A capitalist system must recognize that no individual, alone, can "earn" a gazillion bucks all by his own efforts. The whole society is involved. It is the society that purchases the goods/services offered by businesses. It is the society that creates the conditions that allow businesses to start up, survive and thrive. It is from the society that the labourers and middle managers come.
I have no problem whatsoever with an individual who, by initiating a business and managing it and providing his employees with competent direction and a decent income, gets as rich as he can. I'm happy for him. I want him to enjoy the fruits of his ingenuity while he is alive. BUT upon his death those others who contributed to that wealth ought to come in for their share. I see that wealth as being a good opportunity to guarantee all the future generations a decent start in life. This puts the rich man in the position of caretaker of wealth for future generations instead of thief of the fruits of the labour of others.
I have spoken of this to some who are rich enough to have earned the designation "wealthy". Often they are so locked-in to the mind-set of feudalistic direct-line inheritance that they cannot see that it is better for them to leave their children a good egalitarian society that offers all children an equal start, than for them to leave their children well off in a shitty system that contains so many desperate "have-nots" that their children will need to spend their entire lives working hard just to protect that wealth.
Yet it might amaze and please you how many people of wealth instantly see that this system would guarantee much that our present system cannot, to their children. Rich people are often greedy and selfish - but they're not usually any more stupid than anyone else. They love and want the best for their children just as you and I do.
It always dismays me how the socialist crowd always sees the wealthy as evil beings out to harm those who are not wealthy. They are not. They are just out to take advantage of a system that places a high premium on attaining great wealth. They are playing the game they were born into, by the rules as they are. That they can often change the rules to suit themselves is a function of our political system - the one we all appear to love and desire, that we call democracy.
When we tighten up those rules the rich may seek to loosen them up to their advantage again. It is up to us to see that they can't do so. It is surely not incumbent on the rich to support rules that limit their ability to gain more wealth at a cost to others in their society. It is up to society to put such rules in place and to keep them there.

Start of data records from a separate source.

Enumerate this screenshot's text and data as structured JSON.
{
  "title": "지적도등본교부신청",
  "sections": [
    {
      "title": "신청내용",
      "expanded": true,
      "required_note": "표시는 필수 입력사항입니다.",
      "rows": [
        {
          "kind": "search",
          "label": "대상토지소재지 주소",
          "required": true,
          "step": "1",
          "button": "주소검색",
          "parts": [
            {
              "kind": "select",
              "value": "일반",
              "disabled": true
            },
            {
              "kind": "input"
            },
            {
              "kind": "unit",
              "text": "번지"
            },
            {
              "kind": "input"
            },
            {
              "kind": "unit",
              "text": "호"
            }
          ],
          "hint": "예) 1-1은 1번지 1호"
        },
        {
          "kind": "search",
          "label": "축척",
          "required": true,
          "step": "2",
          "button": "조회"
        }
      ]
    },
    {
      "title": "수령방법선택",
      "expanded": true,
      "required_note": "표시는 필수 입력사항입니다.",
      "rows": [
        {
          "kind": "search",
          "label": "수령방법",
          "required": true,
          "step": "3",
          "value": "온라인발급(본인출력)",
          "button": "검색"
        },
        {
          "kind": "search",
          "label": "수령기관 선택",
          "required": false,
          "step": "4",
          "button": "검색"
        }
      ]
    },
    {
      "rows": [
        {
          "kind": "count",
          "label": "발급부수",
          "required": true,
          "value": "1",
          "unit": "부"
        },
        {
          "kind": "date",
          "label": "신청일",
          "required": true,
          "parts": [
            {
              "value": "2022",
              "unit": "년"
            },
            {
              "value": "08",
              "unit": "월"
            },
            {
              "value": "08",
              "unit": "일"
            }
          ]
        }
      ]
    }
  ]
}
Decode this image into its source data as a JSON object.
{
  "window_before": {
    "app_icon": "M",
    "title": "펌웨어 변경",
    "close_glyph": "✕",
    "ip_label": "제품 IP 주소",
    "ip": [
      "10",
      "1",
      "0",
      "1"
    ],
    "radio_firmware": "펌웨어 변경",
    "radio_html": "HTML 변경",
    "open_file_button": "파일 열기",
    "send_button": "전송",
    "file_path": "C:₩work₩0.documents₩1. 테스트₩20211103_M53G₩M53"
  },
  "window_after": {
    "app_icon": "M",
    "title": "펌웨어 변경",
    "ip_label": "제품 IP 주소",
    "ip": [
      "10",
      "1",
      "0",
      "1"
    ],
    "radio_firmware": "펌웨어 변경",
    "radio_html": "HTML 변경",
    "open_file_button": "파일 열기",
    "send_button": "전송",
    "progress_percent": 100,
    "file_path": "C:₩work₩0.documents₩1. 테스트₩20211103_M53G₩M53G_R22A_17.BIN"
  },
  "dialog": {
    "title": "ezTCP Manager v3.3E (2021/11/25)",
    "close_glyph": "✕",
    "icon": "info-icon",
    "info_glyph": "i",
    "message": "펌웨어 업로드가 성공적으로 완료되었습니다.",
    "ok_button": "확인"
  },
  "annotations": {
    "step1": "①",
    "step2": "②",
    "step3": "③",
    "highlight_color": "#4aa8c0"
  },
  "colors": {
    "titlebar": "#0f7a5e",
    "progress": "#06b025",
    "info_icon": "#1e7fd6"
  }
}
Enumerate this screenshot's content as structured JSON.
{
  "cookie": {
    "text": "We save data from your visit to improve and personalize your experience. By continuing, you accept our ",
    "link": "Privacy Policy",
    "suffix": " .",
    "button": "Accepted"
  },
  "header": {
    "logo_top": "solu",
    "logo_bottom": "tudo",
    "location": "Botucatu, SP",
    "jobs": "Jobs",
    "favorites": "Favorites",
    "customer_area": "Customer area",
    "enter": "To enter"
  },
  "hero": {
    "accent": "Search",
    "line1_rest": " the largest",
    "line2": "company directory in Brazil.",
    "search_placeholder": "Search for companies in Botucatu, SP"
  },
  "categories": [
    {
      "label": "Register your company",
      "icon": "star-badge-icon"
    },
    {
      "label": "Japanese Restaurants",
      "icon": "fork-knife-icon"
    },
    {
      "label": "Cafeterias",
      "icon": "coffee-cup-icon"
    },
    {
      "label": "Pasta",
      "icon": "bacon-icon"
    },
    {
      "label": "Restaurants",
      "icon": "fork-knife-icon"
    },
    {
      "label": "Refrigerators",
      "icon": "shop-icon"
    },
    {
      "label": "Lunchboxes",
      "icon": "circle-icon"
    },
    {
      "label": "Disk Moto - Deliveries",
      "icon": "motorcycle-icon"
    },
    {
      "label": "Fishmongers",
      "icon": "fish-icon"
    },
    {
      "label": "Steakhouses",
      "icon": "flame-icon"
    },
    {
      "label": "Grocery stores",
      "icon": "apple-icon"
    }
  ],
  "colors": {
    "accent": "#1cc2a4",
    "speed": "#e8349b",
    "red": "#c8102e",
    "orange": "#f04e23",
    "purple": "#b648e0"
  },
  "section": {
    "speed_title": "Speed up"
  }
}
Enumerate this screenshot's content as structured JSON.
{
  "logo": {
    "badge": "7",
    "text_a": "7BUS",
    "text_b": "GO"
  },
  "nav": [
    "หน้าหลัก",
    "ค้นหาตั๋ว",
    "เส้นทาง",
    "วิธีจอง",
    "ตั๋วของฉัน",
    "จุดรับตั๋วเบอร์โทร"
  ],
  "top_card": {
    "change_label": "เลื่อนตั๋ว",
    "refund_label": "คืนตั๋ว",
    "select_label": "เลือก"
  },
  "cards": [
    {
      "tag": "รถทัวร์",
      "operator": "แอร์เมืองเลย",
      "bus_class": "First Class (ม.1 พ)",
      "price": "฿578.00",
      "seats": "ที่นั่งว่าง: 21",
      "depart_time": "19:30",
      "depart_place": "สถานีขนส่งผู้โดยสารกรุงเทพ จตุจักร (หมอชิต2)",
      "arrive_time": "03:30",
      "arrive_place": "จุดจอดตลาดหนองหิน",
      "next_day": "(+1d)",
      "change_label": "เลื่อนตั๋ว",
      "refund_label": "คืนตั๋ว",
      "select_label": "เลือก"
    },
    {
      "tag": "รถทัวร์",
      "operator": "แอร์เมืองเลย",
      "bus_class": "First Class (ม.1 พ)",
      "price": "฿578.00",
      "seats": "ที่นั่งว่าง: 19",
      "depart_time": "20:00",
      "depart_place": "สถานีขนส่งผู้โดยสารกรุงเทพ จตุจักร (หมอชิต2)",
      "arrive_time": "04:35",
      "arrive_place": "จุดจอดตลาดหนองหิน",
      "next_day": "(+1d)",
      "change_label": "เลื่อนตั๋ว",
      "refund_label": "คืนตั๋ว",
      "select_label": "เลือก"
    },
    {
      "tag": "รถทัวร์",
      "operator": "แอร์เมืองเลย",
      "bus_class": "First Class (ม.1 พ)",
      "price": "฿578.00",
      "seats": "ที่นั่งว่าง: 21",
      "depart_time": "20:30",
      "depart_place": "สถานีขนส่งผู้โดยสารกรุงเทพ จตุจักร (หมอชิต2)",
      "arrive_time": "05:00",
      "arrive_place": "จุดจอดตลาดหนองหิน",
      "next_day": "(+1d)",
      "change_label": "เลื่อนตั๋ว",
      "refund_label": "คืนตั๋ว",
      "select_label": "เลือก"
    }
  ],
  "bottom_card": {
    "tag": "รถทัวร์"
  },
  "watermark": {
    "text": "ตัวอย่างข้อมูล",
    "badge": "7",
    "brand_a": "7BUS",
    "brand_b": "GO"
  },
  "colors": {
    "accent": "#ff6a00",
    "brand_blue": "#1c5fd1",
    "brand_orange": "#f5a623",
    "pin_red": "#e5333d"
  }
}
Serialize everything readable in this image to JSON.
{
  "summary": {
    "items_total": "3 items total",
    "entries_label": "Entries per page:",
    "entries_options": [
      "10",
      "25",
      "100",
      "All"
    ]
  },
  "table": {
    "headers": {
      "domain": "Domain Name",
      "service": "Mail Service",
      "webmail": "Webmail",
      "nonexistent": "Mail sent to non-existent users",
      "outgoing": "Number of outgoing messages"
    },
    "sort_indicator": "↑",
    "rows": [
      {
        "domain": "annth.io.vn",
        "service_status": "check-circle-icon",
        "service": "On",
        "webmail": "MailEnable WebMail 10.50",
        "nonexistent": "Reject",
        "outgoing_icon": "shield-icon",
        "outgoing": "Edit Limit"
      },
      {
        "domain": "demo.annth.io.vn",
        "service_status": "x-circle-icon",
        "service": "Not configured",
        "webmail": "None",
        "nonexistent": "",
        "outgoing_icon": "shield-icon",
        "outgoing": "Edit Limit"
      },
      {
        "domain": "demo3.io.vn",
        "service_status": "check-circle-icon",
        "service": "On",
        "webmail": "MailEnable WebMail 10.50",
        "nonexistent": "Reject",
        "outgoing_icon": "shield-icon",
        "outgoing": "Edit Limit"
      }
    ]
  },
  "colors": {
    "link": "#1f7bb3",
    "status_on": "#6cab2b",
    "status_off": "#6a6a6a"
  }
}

In a proper capitalist system, wealth, having come from our society as all wealth does, will be returned to that society upon the death of those who have managed to amass it. It will be “inherited” equally as a basic birthright by all the children born into that society. All ought to have a basic income, from that birthright, so that no one will be forced to rent themselves out as wage-slaves. Employers would have to treat their employees more as partners (which they rightfully are) than as “rentable slaves” desperate to earn the means of survival. The attitude shift would be remarkable!